    of the Peacemaker Corps. Past graduation ceremonies and Festival award ceremonies have received extensive media, radios, TV, Cable and a very robust Social Media presence. we have over 2.5 million followers on Twitter with all of our supporters, The first two year our global TV, cable and Dish TV brought us to 350 million households, expanding our film makers potential TO A WORLD-WIDE AUDIENCE. With the move into our Peace in the Streets Global Film Festival, the bully pulpit of the United Nations has a great effect on our audience. Learning to reach youth through electronics; Website, Mobile App and our many media partners is our pathway to teach our core program with our unique skills.


  • Domestic
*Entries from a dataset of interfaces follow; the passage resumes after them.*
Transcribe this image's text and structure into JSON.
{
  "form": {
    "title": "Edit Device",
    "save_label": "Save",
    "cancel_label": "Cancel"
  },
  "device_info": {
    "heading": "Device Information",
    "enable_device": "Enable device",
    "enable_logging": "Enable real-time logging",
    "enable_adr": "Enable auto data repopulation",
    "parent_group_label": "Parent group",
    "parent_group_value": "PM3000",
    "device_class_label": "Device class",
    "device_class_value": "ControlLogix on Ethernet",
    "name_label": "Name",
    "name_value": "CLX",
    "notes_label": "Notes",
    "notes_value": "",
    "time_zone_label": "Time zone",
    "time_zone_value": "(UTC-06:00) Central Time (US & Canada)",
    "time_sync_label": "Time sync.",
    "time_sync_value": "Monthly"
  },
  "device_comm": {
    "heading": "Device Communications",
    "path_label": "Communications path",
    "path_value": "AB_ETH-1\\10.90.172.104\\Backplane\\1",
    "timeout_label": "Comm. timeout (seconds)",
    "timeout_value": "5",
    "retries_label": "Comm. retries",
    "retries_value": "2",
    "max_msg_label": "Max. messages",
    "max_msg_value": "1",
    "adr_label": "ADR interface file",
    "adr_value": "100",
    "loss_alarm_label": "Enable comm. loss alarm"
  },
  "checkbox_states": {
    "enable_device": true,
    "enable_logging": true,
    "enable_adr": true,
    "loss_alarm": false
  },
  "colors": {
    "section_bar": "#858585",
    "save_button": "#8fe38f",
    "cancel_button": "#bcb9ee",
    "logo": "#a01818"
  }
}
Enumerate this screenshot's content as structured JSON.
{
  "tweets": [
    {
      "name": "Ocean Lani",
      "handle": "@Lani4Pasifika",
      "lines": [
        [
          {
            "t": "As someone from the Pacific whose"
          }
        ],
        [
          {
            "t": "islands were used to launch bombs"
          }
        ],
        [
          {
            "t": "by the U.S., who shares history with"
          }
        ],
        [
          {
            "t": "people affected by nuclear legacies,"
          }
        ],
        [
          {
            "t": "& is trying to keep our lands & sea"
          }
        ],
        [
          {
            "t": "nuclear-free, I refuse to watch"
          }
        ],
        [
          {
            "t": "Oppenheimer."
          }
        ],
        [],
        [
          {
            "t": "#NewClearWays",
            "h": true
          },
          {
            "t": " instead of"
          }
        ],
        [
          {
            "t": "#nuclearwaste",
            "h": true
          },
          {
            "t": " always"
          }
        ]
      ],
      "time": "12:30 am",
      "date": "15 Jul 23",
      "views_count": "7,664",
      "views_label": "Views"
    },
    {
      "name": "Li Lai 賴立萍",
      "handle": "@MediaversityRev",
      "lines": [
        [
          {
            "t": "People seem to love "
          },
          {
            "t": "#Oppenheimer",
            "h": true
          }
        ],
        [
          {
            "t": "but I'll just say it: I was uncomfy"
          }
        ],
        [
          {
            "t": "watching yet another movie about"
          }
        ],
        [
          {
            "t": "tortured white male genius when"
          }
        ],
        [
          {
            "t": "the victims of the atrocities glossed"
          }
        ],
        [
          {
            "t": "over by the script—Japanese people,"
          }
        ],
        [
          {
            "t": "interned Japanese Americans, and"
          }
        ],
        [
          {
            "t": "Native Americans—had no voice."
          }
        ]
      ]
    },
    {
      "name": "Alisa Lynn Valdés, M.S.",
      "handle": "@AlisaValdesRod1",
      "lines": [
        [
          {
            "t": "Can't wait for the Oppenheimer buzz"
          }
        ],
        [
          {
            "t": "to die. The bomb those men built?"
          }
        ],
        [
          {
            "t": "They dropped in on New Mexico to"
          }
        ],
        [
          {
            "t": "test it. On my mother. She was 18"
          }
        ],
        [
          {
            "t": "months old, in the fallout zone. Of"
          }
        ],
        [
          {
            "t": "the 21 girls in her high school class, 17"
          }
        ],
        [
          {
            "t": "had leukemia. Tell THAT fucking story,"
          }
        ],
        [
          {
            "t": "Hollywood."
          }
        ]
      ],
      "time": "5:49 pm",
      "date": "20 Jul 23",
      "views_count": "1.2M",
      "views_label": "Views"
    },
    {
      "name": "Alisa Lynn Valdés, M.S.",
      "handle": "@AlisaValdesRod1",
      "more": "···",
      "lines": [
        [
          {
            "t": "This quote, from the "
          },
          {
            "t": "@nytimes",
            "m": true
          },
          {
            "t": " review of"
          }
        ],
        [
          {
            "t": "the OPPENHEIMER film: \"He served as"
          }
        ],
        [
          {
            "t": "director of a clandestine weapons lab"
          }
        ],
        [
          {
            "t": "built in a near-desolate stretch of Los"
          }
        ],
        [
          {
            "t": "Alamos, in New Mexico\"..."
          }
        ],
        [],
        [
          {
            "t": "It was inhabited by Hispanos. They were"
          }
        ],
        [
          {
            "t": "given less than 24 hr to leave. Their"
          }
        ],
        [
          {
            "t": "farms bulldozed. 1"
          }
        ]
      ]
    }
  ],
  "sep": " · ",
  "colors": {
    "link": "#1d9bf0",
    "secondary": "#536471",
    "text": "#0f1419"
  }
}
    The Peacemaker Corps recruits trainers for its programs from the local community, primarily women from low income backgrounds – people who know first-hand the issues of violence and conflict that young people have to face every day. The volunteers complete a comprehensive two-day interactive program under the tutelage of the Association’s senior trainer, Bob Burley. At the conclusion of the workshop, the newly trained facilitators spend two more days honing their budding peacemaking skills by participating as junior facilitators in the next youth training. As graduates of the facilitation-training program, they become consultants for the Peacemaker Corps and are compensated for each youth training session they facilitate.

  • alliances

    Original alliances were been formed with organizations such as Jim Brown’s Amer-I-Can/Unity One, Parents of Watts, Chrysalis and Younglife Urban to find adults who are eager to be trained and help the Association accomplish its mission of empowering the young through the art of making peace.

    PCA expanded alliances now include three United Nations agencies: UNICEF, UNAOC and the IOM, Unity Foundation the leading amalgamated organization celebrating the UN Day of Peace, In Madrid the Programme for the Culture of Peace, Plural+. Our media exposure PCA has a global marketing partnership with iHEART RADIO, CBS TV, UN TV produced by Bill Miller, Dish Network and South South News. In Kind sponsors include Sony Creative Software,

  • International

    The Peacemaker Corps curriculum is transferable across regions, countries, cultures and religions, the Peacemaker mission can be brought ANYWHERE in the world. Therefore, the Peacemaker Corps has formed and will continue to form alliances with international organizations to recruit trainers from the local region to educate peacemakers around the world. These groups, such as UNICEF and other UN agencies will utilize our curriculum to educate and empower youth worldwide. We have developed a mobile strategy and will be developing our Peace app for the 2016 Festival Launch. This will expand our reach with the youths of our globe, who have access to smart phones or access to a mobile device.


Mentors and Volunteers Apply Now

The goal of the training is to empower the staff to understand and live the principles of leadership and peacemaking, so that they can apply them in their organizations and model them for the youth with whom they are working.

Apply for Training